Summer is here and what better way to celebrate than with a delicious frozen treat or two. These ice pops are inspired by the classic Hong Kong milk tea, which is hands-down the most popular beverage you’ll find in Hong Kong diners. It’s essentially black tea with sugar and evaporated milk, which I like to call, “The Chinese Double-Double”.
With help from my mom, who is a bit of a milk-tea connoisseur, we made a much more concentrated version of the tea to make up for the lack of flavour you get from freezing tea (tip: whenever you’re making ice pops, make sure the liquid is much sweeter than you think it should be before freezing).
Serve these at the end of the meal in place of tea or coffee for a cool, refreshing treat.
4 Orange Pekoe tea bags
4 cups water
1 cup evaporated milk
1 cup sugar*
1. In a pot, pour in the water and toss in the tea bags. Cover and bring to a boil. Let boil for 5 minutes. Turn off the heat and let the tea simmer, covered, for another 5 minutes.
2. Remove the tea bags. Gradually stir in the sugar, making sure it’s dissolved before you add more. Stir in the evaporated milk.

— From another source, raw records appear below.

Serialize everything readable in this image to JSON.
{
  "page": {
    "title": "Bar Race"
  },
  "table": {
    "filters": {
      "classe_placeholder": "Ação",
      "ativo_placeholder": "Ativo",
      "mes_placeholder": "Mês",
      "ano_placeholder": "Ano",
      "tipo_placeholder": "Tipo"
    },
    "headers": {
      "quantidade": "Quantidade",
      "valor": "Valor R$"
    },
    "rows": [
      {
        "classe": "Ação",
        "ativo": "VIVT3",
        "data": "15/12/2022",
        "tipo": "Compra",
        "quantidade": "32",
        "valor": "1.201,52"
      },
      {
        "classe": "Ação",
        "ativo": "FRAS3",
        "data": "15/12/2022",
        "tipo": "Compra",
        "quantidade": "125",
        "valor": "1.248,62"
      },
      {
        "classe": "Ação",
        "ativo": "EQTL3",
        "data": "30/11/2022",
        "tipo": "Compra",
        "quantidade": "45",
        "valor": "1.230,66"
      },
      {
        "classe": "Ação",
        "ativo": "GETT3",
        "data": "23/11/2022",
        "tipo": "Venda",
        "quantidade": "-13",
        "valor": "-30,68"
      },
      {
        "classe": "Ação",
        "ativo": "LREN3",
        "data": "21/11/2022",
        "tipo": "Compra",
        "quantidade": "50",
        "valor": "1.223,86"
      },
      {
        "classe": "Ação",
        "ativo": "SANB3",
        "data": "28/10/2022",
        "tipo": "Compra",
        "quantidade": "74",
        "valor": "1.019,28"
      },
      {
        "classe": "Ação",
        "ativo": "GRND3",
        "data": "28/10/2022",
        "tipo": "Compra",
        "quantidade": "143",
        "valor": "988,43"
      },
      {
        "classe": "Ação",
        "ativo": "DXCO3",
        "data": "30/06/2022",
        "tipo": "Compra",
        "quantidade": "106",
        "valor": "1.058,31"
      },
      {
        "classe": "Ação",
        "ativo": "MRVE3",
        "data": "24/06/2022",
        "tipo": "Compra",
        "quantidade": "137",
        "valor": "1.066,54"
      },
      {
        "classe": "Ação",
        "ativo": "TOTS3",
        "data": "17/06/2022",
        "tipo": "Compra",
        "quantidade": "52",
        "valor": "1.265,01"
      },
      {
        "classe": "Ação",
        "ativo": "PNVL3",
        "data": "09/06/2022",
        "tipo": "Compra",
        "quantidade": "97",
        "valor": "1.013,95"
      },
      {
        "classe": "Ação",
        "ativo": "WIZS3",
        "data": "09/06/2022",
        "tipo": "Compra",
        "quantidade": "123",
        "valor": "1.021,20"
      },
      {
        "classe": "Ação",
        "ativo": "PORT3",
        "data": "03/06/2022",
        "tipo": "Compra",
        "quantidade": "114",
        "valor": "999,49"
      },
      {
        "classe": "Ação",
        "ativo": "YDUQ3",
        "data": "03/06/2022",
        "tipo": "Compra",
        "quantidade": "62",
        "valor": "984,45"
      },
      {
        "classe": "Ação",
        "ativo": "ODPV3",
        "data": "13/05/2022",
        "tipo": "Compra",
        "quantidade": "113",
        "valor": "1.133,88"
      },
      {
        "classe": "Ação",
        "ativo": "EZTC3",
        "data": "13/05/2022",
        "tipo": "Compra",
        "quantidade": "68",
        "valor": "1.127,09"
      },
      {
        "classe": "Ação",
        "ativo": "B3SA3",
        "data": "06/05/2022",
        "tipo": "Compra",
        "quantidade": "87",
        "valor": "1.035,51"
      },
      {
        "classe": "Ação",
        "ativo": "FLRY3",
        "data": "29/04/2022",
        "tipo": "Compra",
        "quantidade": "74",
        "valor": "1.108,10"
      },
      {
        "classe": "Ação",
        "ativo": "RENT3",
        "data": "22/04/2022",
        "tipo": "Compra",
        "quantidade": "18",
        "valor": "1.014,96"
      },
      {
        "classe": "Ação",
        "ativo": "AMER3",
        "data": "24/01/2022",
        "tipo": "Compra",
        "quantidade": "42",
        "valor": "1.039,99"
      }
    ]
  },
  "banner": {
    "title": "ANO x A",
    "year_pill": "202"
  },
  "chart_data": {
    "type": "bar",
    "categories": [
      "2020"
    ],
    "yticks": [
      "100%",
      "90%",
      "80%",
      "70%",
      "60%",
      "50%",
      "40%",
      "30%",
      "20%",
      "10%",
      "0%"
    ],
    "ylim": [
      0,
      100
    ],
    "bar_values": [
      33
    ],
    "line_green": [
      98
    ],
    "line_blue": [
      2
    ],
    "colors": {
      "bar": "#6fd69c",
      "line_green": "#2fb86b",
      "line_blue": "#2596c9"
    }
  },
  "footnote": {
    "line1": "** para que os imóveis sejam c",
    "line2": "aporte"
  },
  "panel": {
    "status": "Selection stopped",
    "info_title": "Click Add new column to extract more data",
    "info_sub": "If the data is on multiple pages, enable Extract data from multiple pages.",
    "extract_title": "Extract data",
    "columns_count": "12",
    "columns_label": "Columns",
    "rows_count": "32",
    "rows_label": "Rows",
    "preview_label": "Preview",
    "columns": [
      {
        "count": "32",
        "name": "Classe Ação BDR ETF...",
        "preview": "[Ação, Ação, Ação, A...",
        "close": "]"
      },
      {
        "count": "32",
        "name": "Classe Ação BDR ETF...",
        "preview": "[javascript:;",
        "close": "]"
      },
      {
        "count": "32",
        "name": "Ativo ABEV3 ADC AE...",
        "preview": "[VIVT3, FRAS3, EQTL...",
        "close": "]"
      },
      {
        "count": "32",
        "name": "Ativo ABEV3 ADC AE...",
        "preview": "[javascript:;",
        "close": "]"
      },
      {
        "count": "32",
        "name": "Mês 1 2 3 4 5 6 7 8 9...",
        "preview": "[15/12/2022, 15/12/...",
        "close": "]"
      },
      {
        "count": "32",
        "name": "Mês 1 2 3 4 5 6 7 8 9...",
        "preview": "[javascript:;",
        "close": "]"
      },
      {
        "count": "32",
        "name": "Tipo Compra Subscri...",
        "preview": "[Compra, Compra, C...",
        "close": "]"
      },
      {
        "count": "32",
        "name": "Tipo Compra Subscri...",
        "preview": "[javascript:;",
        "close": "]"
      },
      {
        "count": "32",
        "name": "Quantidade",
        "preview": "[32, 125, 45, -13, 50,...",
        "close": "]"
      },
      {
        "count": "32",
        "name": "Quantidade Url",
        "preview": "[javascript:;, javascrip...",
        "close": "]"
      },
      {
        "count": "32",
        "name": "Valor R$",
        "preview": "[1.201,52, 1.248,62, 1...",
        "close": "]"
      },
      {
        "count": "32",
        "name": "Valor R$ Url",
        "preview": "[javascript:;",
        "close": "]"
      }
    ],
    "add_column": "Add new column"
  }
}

3. Pour the tea into a pitcher, and then pour into popsicle molds. Freeze overnight.
This recipe yields 4 cups of milk tea, which makes approximately 14 large ice pops.**
* My mom prefers cane sugar, but white sugar is fine.
** You can technically drink any leftover tea but this is a super-concentrated and sugary version. If you want to make a normal cup of hot milk tea, one or two teaspoons of sugar and enough milk to turn the tea into a light caramel colour, is enough.
Hong Kong’s Milk Tea Culture
Many British traditions still run deep in everyday Hong Kong life (it was only in 1997 that they were no longer under British rule, after all). The most obvious is afternoon tea, or “ha oom cha” as it’s called there, which is why many Hong Kong-ers add milk to their breakfast tea rather than drinking it straight-up like the rest of China.
Milk tea is typically made by bringing the tea and the water to a boil together, rather than adding hot water to the tea; the argument is that it brings out more flavour. In old-school diners, you’ll see cooks strain the tea through a sack-like cloth (not unlike pantyhose), which has resulted in locals joking about restaurants using old pantyhose to make the tea in an effort to save money. At least, I hope they’re joking.
You’ll never see milk tea at dim sum or traditional Chinese restaurants. Instead, milk tea is found in more Western-style places where the tea is consumed in the morning or afternoon alongside thick slices of French toast (Hong Kong-ers prefer Lyle’s Golden Syrup since maple isn’t common), or sweet and savoury pastries like pineapple buns (a bun that doesn’t actually contain pineapples, but got its name because it looks like one).
In the summer, you’ll find iced milk tea and you can thank the Taiwanese for combining tapioca and milk tea to create bubble tea. There’s also “yin-yang”, a variation in which milk tea is mixed with coffee, served hot or iced.
Milk tea remains a huge part of Hong Kong culture. In fact, since 2010 there’s been an annual international competition in search of the best milk tea maker, held just north of Toronto in the suburb of Markham. There you can find a concentrated Chinese population and thus, it’s where Torontonians say you’ll find the best Chinese food. But there’s no category for Best Milk Tea Ice Pops—yet.
Karon Liu is a freelance food writer based in Toronto who is slightly lactose intolerant but will otherwise eat and cook anything.